to President-elect Buchanan
in early 1857 about an upcoming
MINDS AND REALLY FOREIGN QUARRELS
someone with a pessimistic view
of political life could worry
about giving people who want
power all the power they want.
William Henry Chamberlin was
one such doubter. He wrote in
December 1940 a year
before the famous surprise and
the ensuing Good War
that "I am depressed by
the many preliminary indications
that an alleged antifascist
crusade is far and away the
most probable route to the establishment
of some kind of fascism in America."1
compounded his sins by criticizing
the strategic vision of some
of the more ardent interventionists.
am anticipating the day when
the possession of Tibet and
Afghanistan will be represented
as vitally necessary to the
security of Kansas and Nebraska.
There is no logical end to this
elastic conception of 'security'
short of the conquest of the
pessimistic as he was, Chamberlin
could never have foreseen that,
down the road, US policy-makers
could manage to create a situation
in which his example, meant
to be farfetched and absurd,
might seem plausible.
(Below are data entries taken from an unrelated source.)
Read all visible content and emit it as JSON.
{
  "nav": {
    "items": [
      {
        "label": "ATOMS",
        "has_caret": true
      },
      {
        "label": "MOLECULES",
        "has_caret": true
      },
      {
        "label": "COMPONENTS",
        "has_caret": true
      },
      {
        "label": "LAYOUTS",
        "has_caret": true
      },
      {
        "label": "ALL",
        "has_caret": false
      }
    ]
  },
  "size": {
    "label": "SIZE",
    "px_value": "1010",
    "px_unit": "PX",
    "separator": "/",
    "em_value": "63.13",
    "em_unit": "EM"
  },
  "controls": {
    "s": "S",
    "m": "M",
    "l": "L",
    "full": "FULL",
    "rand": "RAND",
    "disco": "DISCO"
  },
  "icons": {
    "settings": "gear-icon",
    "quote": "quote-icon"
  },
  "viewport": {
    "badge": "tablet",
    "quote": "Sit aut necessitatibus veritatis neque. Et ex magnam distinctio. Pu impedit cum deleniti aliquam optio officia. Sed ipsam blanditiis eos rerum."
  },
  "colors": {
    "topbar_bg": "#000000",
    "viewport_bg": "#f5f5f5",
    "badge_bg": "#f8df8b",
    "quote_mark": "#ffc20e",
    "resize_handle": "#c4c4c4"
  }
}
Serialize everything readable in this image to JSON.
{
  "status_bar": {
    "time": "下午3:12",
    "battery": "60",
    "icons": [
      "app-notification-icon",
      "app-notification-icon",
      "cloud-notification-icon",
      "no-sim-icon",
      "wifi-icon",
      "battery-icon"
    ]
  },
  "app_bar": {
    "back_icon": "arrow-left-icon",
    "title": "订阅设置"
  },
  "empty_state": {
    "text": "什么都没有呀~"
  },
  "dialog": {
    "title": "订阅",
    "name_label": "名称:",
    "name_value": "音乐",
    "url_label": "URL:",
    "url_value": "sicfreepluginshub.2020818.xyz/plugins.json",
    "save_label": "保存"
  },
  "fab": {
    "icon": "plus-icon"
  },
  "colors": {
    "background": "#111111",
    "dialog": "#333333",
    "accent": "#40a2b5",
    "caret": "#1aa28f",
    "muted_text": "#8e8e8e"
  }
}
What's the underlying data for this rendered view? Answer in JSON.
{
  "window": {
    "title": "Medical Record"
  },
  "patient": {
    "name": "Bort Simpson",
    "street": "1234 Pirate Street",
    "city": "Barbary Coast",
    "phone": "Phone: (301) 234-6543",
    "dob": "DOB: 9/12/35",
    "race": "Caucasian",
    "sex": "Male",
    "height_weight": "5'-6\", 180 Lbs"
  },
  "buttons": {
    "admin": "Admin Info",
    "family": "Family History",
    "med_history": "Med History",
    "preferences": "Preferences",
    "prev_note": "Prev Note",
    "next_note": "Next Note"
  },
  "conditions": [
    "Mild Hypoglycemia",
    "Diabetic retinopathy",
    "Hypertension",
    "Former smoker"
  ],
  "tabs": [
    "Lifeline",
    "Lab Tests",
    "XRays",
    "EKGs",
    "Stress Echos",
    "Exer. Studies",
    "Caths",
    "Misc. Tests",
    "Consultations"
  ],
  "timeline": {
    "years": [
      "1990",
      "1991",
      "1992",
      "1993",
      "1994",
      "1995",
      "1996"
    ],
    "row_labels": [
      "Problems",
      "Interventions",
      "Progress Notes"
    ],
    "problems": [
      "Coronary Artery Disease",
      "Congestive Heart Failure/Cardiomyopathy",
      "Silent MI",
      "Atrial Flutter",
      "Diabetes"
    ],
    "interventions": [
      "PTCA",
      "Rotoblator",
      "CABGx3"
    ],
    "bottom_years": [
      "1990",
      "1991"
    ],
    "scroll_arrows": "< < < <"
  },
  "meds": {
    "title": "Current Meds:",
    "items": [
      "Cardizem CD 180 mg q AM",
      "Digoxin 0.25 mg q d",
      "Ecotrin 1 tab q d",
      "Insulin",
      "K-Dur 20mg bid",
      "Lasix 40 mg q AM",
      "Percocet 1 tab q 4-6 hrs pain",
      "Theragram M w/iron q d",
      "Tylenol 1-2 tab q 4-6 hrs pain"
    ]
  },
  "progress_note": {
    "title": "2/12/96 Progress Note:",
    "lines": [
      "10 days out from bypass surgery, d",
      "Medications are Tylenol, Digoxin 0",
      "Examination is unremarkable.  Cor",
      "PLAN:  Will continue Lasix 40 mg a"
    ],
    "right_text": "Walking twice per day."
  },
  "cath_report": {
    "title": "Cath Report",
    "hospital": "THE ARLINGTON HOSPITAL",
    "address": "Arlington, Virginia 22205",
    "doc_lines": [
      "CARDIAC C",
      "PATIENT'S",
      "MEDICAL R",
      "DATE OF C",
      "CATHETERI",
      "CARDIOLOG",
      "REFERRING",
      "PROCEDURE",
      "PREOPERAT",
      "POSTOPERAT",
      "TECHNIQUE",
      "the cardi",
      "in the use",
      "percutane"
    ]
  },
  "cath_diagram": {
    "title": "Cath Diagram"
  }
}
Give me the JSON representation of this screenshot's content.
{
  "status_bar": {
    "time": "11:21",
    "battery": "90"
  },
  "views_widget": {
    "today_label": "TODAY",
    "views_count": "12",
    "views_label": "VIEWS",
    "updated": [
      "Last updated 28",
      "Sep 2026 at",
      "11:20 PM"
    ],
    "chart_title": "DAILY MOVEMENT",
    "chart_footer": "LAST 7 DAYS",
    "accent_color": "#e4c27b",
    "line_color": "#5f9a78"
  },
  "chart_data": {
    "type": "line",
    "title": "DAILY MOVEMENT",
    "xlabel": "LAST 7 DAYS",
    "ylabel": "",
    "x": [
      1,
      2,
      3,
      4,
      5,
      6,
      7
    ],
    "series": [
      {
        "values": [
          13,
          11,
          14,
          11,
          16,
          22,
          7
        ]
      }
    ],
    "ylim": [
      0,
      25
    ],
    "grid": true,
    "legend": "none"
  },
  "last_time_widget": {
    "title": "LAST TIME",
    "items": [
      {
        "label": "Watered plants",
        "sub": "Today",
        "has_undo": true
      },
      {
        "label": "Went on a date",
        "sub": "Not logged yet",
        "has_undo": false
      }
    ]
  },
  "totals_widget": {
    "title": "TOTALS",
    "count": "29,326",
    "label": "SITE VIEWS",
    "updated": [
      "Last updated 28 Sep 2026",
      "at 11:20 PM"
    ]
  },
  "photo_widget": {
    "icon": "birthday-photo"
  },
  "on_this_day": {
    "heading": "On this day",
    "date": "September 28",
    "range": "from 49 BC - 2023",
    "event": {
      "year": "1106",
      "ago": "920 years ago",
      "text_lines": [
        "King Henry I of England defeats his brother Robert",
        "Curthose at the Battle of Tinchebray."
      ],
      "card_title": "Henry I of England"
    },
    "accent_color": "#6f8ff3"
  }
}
But there
I go again, speaking of causation,
implying that one thing or another
took place before September
11. We mustn't worry about that.
better to "invade the world"
Rothbard once put it
in order to feel secure. To
do otherwise would be to revive
such dusty old phantasms as
an informed republican citizenry
and an ancient constitution.
Even worse, we might have to
take a critical look at fifty
years of foreign meddling. That
might be quite enlightening,
but we mustn't alarm the sort
of people who confuse understanding
Henry Chamberlin, "War
Shortcut to Fascism,"
American Mercury, LI,
204 (December 1940), p. 392.